[30] El Adlouni, S., Ouarda, T.B.M.J., Zhang, X., Roy, R. and Bobée, B. (2007) Generalized Maximum Likelihood Estimators for the Nonstationary Generalized Ex-treme Value Model. Water Resources. Research, 43, 1-13.
[31] Akaike, H. (1973) Information Theory and an Extension of the Maximum Likelihood Principle. In: Petrovand, B.N. and Csaki, F., Eds., 2nd International Symposium on Information Theory, Akademiai Kiado, Budapest, 267-281.
[32] Schwarz, G. (1978) Es-timating the Dimension of a Model.
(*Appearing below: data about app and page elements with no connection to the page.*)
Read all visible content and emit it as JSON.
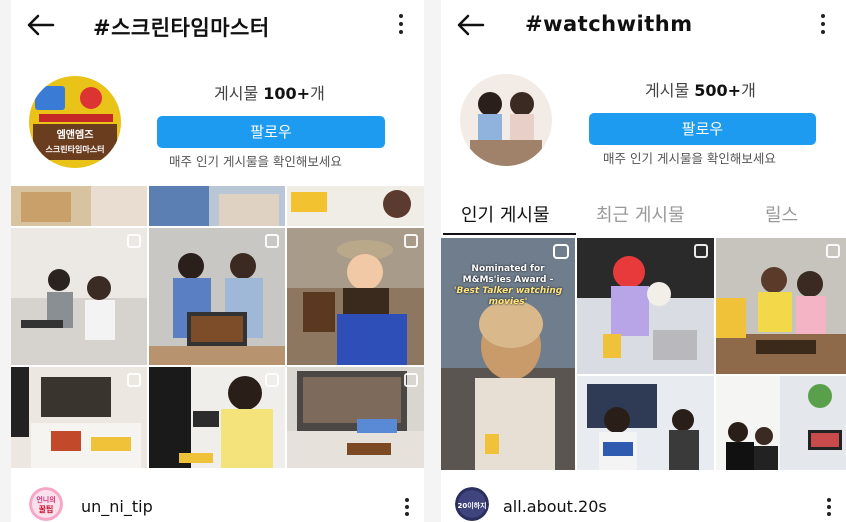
{
  "left_profile": {
    "title": "#스크린타임마스터",
    "posts_prefix": "게시물 ",
    "posts_count": "100+",
    "posts_suffix": "개",
    "follow_label": "팔로우",
    "subtitle": "매주 인기 게시물을 확인해보세요",
    "avatar_lines": [
      "엠앤엠즈",
      "스크린타임마스터"
    ],
    "footer_account": "un_ni_tip",
    "footer_avatar_text": [
      "언니의",
      "꿀팁"
    ]
  },
  "right_profile": {
    "title": "#watchwithm",
    "posts_prefix": "게시물 ",
    "posts_count": "500+",
    "posts_suffix": "개",
    "follow_label": "팔로우",
    "subtitle": "매주 인기 게시물을 확인해보세요",
    "tabs": [
      "인기 게시물",
      "최근 게시물",
      "릴스"
    ],
    "active_tab": "인기 게시물",
    "reel_caption": [
      "Nominated for",
      "M&Ms'ies Award -",
      "'Best Talker watching",
      "movies'"
    ],
    "footer_account": "all.about.20s",
    "footer_avatar_text": "20이하지"
  },
  "icons": {
    "back": "arrow-left-icon",
    "menu": "more-vertical-icon",
    "multi": "multiple-photos-icon",
    "reel": "reels-icon"
  },
  "colors": {
    "follow_button": "#1d9bf0",
    "text_primary": "#111111",
    "text_secondary": "#555555"
  }
}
Annals of Statistics, 6, 461-464.
[33] Elkhrachy, I. (2015) Flash Flood Hazard Mapping Using Satellite Images and GIS Tools: A Case Study of Najran City, Kingdom of Saudi Arabia (KSA). The Egyptian Journal of Remote Sensing and Space Sciences, 18, 261-278.
[34] Kazakis, N., Kougias, I. and Pat-sialis, T. (2015) Assessment of Flood Hazard Areas at a Regional Scale Using an Index Based Approach and Analytical Hier-archy Process: Application in Rhodope-Evros Region, Greece. Science of the Total Environment, 538, 555-563.
[35] Haan, C.T., Barfield, B.J. and Hayes, J.C. (1994) Design Hy-drology and Sedimentology for Small Catchments. Elsevier, New York.
[36] Saaty, T.L. (1977) A Scaling Method for Priori-ties in Hierarchical Structures. Journal of Mathematical Psychology, 15, 234-281.
[37] Saaty, T.L. (1990) How to Make a Decision: The Analytic Hierarchy Process. European Journal Operational Research, 48, 9-26.
[38] Saaty, T.L. (2008) Decision Making with the Analytic Hier-archy Process. International Journal of Services Sciences, 1, 83-98.
[39] Jenks, G.F. (1967) The Data Model Concept in Statistical Map-ping. International Yearbook Cartography, 7, 186-190.
[40] Demek, J. (1972) Manual of Detailed Geomorphological Map-ping. Academia, Prague.
[41] Saaty, T.L. (2012) Decision Making for Leaders: The Analytic Hierarchy Process for Decisions in a Complex World. Third Revised Edition, RWS Publications, Pittsburgh.
[42] Dodson, R. and Li, X. (2000) The Accuracy and Efficiency of GIS-Based Floodplain Determinations. In: Maidment, D. and Djokic, D., Eds., Hydrologic and Hydraulic Modeling Support with Geographic Information Systems, ESRI Press, New York, 29-52.

comments powered by Disqus

Copyright © 2019 by authors and Scientific Research Publishing Inc.

Creative Commons License

This work and the related PDF file are licensed under a Creative Commons Attribution 4.0 International License.